On December 3, the United States Court of Appeals for the Second Circuit overturned the 2008 conviction of Alfred Caronia, a former drug company sales representative, for violating the Food, Drug and Cosmetic Act (FDCA) by introducing a misbranded drug into interstate commerce.

In 2008, Caronia was convicted of promoting the use of Xyrem, a narcolepsy drug, to treat excessive daytime sleepiness, muscle disorders and chronic fatigue although the FDA had not approved the drug to treat those conditions.

Caronia and his attorneys maintained that it should not be a crime for drug companies and sales representatives to truthfully promote FDA-approved drugs for legal, off-label uses when doctors may engage in similar speech without penalty.

The court held that "the government cannot prosecute pharmaceutical manufacturers and their representatives under the FDCA for speech promoting the lawful, off-label use of an FDA-approved drug."

An attorney for Caronia told Reuters the decision "increases the marketability of drugs, and means consumers can be fully informed by sales representatives, manufacturers and their own physicians."

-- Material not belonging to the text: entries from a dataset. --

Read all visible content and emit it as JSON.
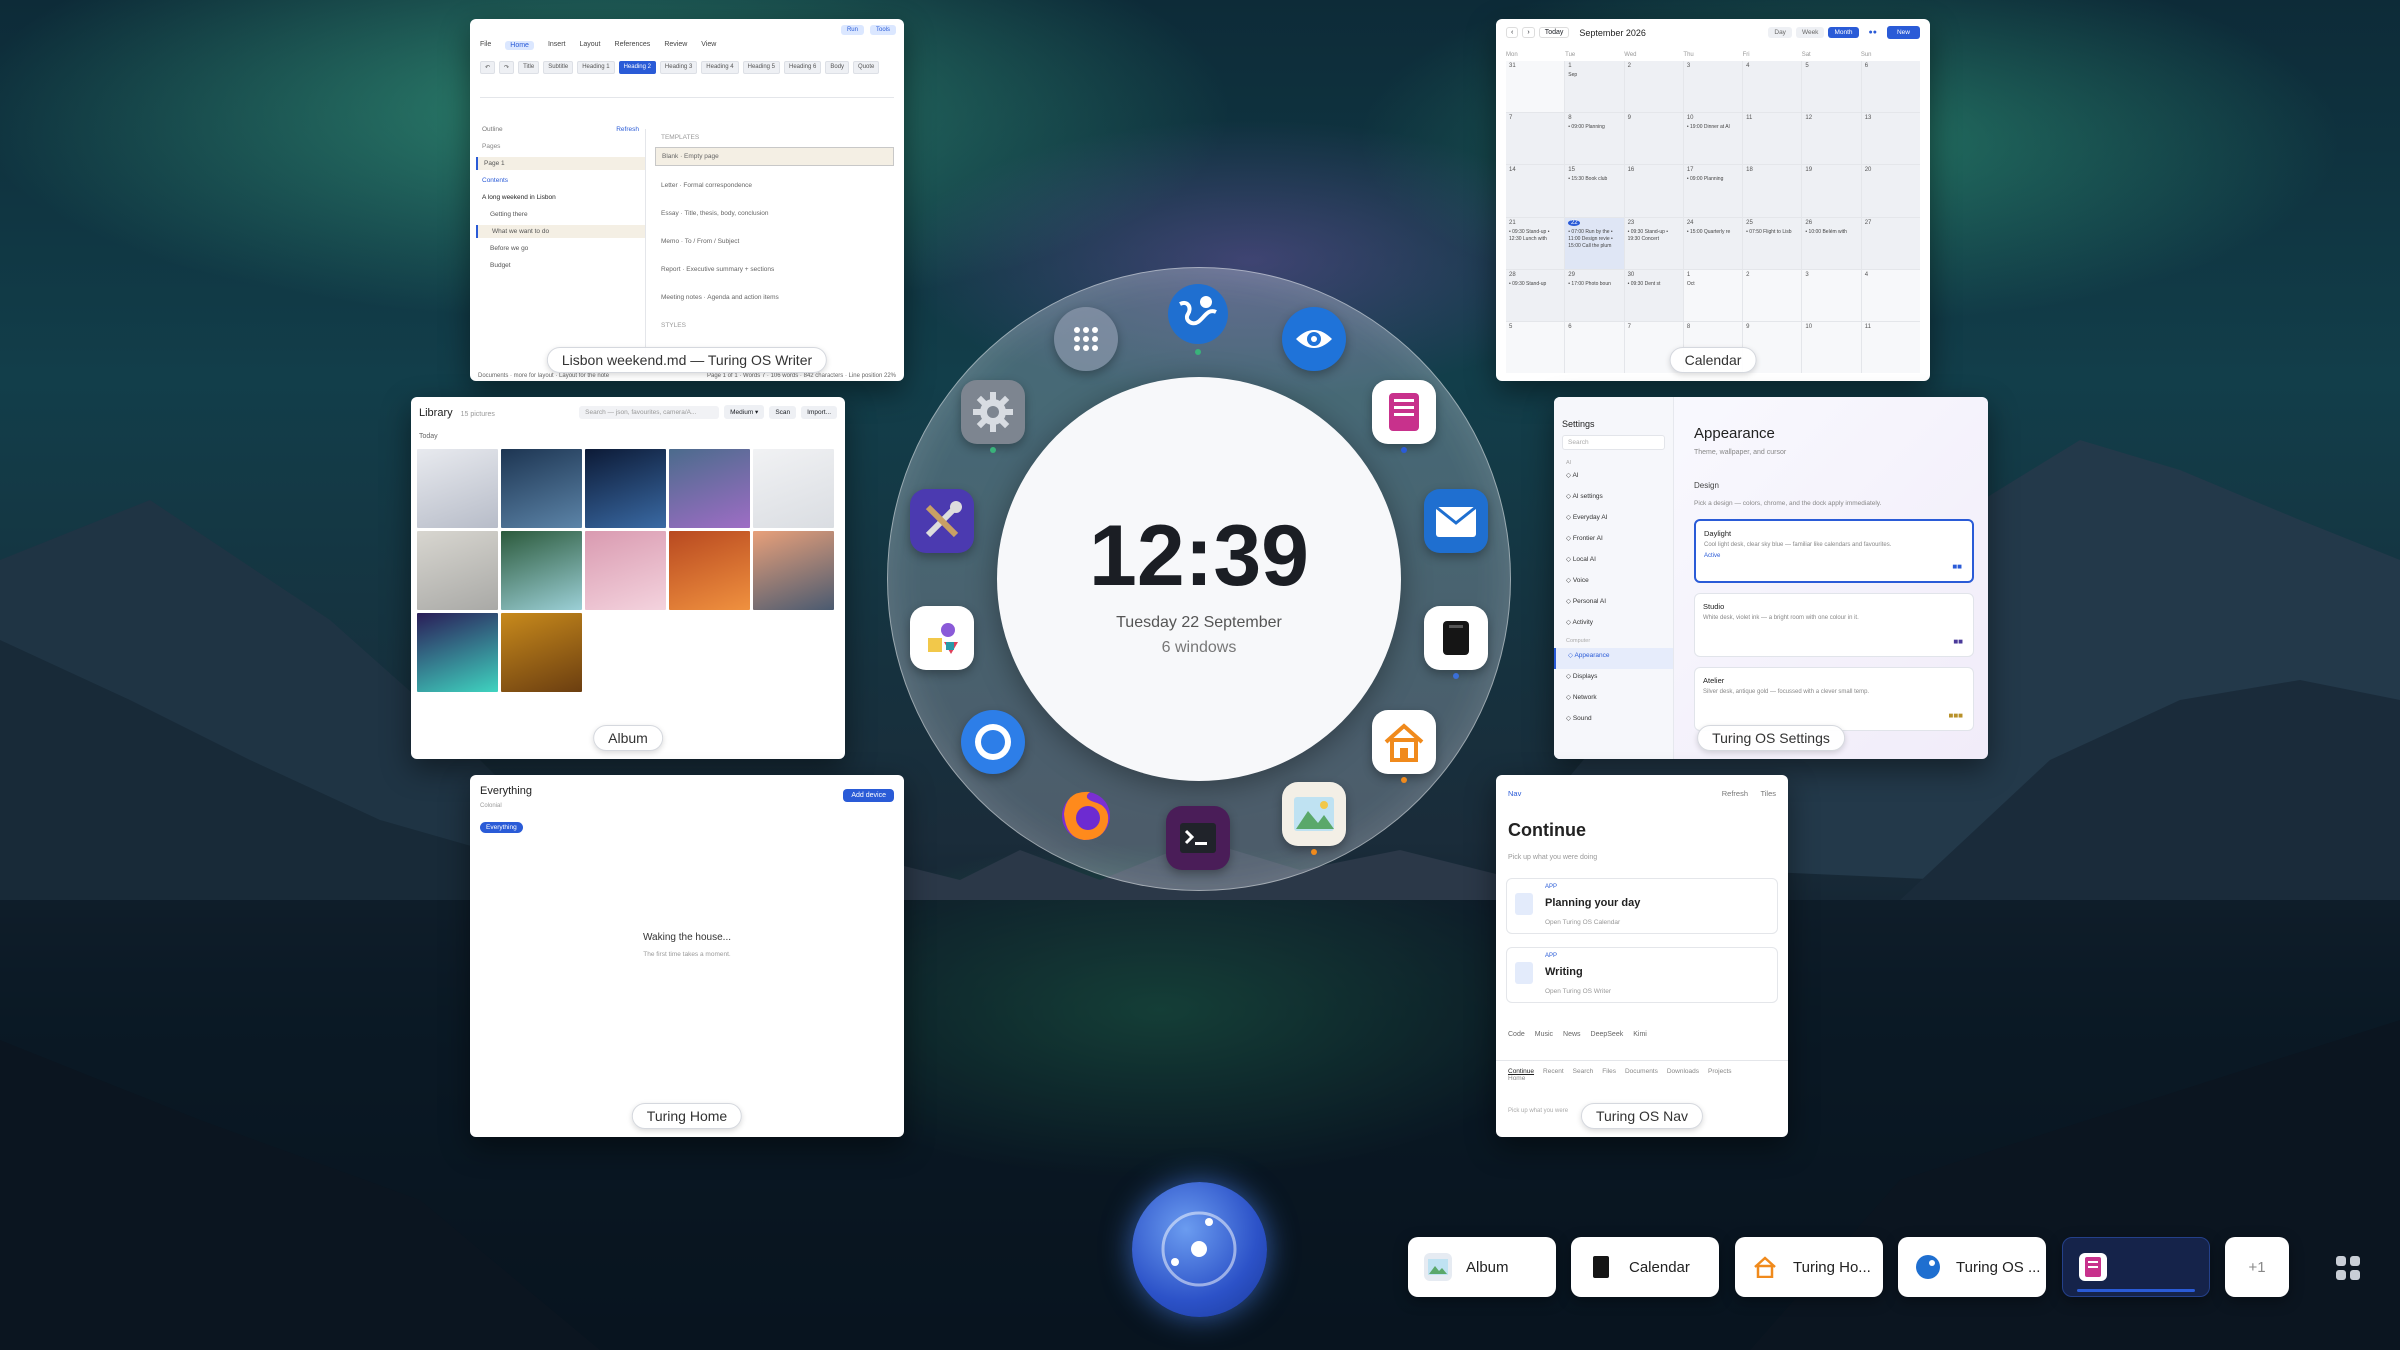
{
  "writer": {
    "label": "Lisbon weekend.md — Turing OS Writer",
    "menu": [
      "File",
      "Home",
      "Insert",
      "Layout",
      "References",
      "Review",
      "View"
    ],
    "active_menu": "Home",
    "buttons": [
      "Run",
      "Tools"
    ],
    "styles": [
      "Title",
      "Subtitle",
      "Heading 1",
      "Heading 2",
      "Heading 3",
      "Heading 4",
      "Heading 5",
      "Heading 6",
      "Body",
      "Quote"
    ],
    "active_style": "Heading 2",
    "outline_title": "Outline",
    "outline_action": "Refresh",
    "pages_label": "Pages",
    "page_item": "Page 1",
    "contents_label": "Contents",
    "doc_title": "A long weekend in Lisbon",
    "outline": [
      "Getting there",
      "What we want to do",
      "Before we go",
      "Budget"
    ],
    "selected_outline": "What we want to do",
    "templates_label": "TEMPLATES",
    "templates": [
      "Blank · Empty page",
      "Letter · Formal correspondence",
      "Essay · Title, thesis, body, conclusion",
      "Memo · To / From / Subject",
      "Report · Executive summary + sections",
      "Meeting notes · Agenda and action items"
    ],
    "styles_label": "STYLES",
    "status_left": "Documents · more for layout · Layout for the note",
    "status_right": "Page 1 of 1 · Words 7 · 106 words · 842 characters · Line position 22%"
  },
  "calendar": {
    "label": "Calendar",
    "today_btn": "Today",
    "month": "September 2026",
    "views": [
      "Day",
      "Week",
      "Month"
    ],
    "active_view": "Month",
    "new_btn": "New",
    "weekdays": [
      "Mon",
      "Tue",
      "Wed",
      "Thu",
      "Fri",
      "Sat",
      "Sun"
    ],
    "cells": [
      {
        "d": "31",
        "o": true
      },
      {
        "d": "1",
        "e": "Sep"
      },
      {
        "d": "2"
      },
      {
        "d": "3"
      },
      {
        "d": "4"
      },
      {
        "d": "5"
      },
      {
        "d": "6"
      },
      {
        "d": "7"
      },
      {
        "d": "8",
        "e": "• 09:00 Planning"
      },
      {
        "d": "9"
      },
      {
        "d": "10",
        "e": "• 19:00 Dinner at Al"
      },
      {
        "d": "11"
      },
      {
        "d": "12"
      },
      {
        "d": "13"
      },
      {
        "d": "14"
      },
      {
        "d": "15",
        "e": "• 15:30 Book club"
      },
      {
        "d": "16"
      },
      {
        "d": "17",
        "e": "• 09:00 Planning"
      },
      {
        "d": "18"
      },
      {
        "d": "19"
      },
      {
        "d": "20"
      },
      {
        "d": "21",
        "e": "• 09:30 Stand-up • 12:30 Lunch with"
      },
      {
        "d": "22",
        "e": "• 07:00 Run by the • 11:00 Design revie • 15:00 Call the plum",
        "t": true
      },
      {
        "d": "23",
        "e": "• 09:30 Stand-up • 19:30 Concert"
      },
      {
        "d": "24",
        "e": "• 15:00 Quarterly re"
      },
      {
        "d": "25",
        "e": "• 07:50 Flight to Lisb"
      },
      {
        "d": "26",
        "e": "• 10:00 Belém with"
      },
      {
        "d": "27"
      },
      {
        "d": "28",
        "e": "• 09:30 Stand-up"
      },
      {
        "d": "29",
        "e": "• 17:00 Photo boun"
      },
      {
        "d": "30",
        "e": "• 09:30 Dent st"
      },
      {
        "d": "1",
        "o": true,
        "e": "Oct"
      },
      {
        "d": "2",
        "o": true
      },
      {
        "d": "3",
        "o": true
      },
      {
        "d": "4",
        "o": true
      },
      {
        "d": "5",
        "o": true
      },
      {
        "d": "6",
        "o": true
      },
      {
        "d": "7",
        "o": true
      },
      {
        "d": "8",
        "o": true
      },
      {
        "d": "9",
        "o": true
      },
      {
        "d": "10",
        "o": true
      },
      {
        "d": "11",
        "o": true
      }
    ]
  },
  "album": {
    "label": "Album",
    "title": "Library",
    "count": "15 pictures",
    "search_placeholder": "Search — json, favourites, camera/A...",
    "size": "Medium",
    "scan": "Scan",
    "import": "Import...",
    "section": "Today",
    "thumb_colors": [
      [
        "#e8eaef",
        "#b7bcc8"
      ],
      [
        "#1d3552",
        "#5c84a8"
      ],
      [
        "#0c1a36",
        "#3a6aa4"
      ],
      [
        "#4b6b8c",
        "#9e6dc5"
      ],
      [
        "#f1f2f4",
        "#dadde2"
      ],
      [
        "#d8d6d0",
        "#a9a9a6"
      ],
      [
        "#2c5a3c",
        "#9bcfd6"
      ],
      [
        "#d99ab0",
        "#f4d3de"
      ],
      [
        "#b84920",
        "#f0913f"
      ],
      [
        "#e8a07a",
        "#4a5a70"
      ],
      [
        "#2a1d58",
        "#3fd4c0"
      ],
      [
        "#c88a1c",
        "#6b3e10"
      ]
    ]
  },
  "settings": {
    "label": "Turing OS Settings",
    "title": "Settings",
    "search_placeholder": "Search",
    "section_ai": "AI",
    "items": [
      "AI",
      "AI settings",
      "Everyday AI",
      "Frontier AI",
      "Local AI",
      "Voice",
      "Personal AI",
      "Activity"
    ],
    "section_computer": "Computer",
    "items2": [
      "Appearance",
      "Displays",
      "Network",
      "Sound"
    ],
    "selected_item": "Appearance",
    "heading": "Appearance",
    "subheading": "Theme, wallpaper, and cursor",
    "design_label": "Design",
    "design_desc": "Pick a design — colors, chrome, and the dock apply immediately.",
    "themes": [
      {
        "name": "Daylight",
        "desc": "Cool light desk, clear sky blue — familiar like calendars and favourites.",
        "status": "Active"
      },
      {
        "name": "Studio",
        "desc": "White desk, violet ink — a bright room with one colour in it.",
        "status": ""
      },
      {
        "name": "Atelier",
        "desc": "Silver desk, antique gold — focussed with a clever small temp.",
        "status": ""
      }
    ]
  },
  "home": {
    "label": "Turing Home",
    "title": "Everything",
    "subtitle": "Colonial",
    "add_btn": "Add device",
    "chip": "Everything",
    "loading": "Waking the house...",
    "loading_sub": "The first time takes a moment."
  },
  "nav": {
    "label": "Turing OS Nav",
    "brand": "Nav",
    "refresh": "Refresh",
    "tiles": "Tiles",
    "heading": "Continue",
    "subheading": "Pick up what you were doing",
    "rows": [
      {
        "tag": "APP",
        "title": "Planning your day",
        "sub": "Open Turing OS Calendar"
      },
      {
        "tag": "APP",
        "title": "Writing",
        "sub": "Open Turing OS Writer"
      }
    ],
    "links": [
      "Code",
      "Music",
      "News",
      "DeepSeek",
      "Kimi"
    ],
    "tabs": [
      "Continue",
      "Recent",
      "Search",
      "Files",
      "Documents",
      "Downloads",
      "Projects",
      "Home"
    ],
    "footer": "Pick up what you were"
  },
  "dial": {
    "time": "12:39",
    "date": "Tuesday 22 September",
    "windows": "6 windows",
    "apps": [
      "app-grid",
      "browser",
      "eye",
      "writer",
      "mail",
      "notes",
      "home",
      "photos",
      "terminal",
      "firefox",
      "chromium",
      "shapes",
      "tools",
      "settings"
    ]
  },
  "dock": {
    "items": [
      {
        "label": "Album",
        "icon": "album-icon"
      },
      {
        "label": "Calendar",
        "icon": "calendar-icon"
      },
      {
        "label": "Turing Ho...",
        "icon": "home-icon"
      },
      {
        "label": "Turing OS ...",
        "icon": "globe-icon"
      }
    ],
    "more": "+1"
  },
  "colors": {
    "accent": "#2a5bd7",
    "writer_pink": "#c8318c"
  }
}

Click here to read Reuters’ coverage of the decision.

Click here to read the Court’s 82-page opinion.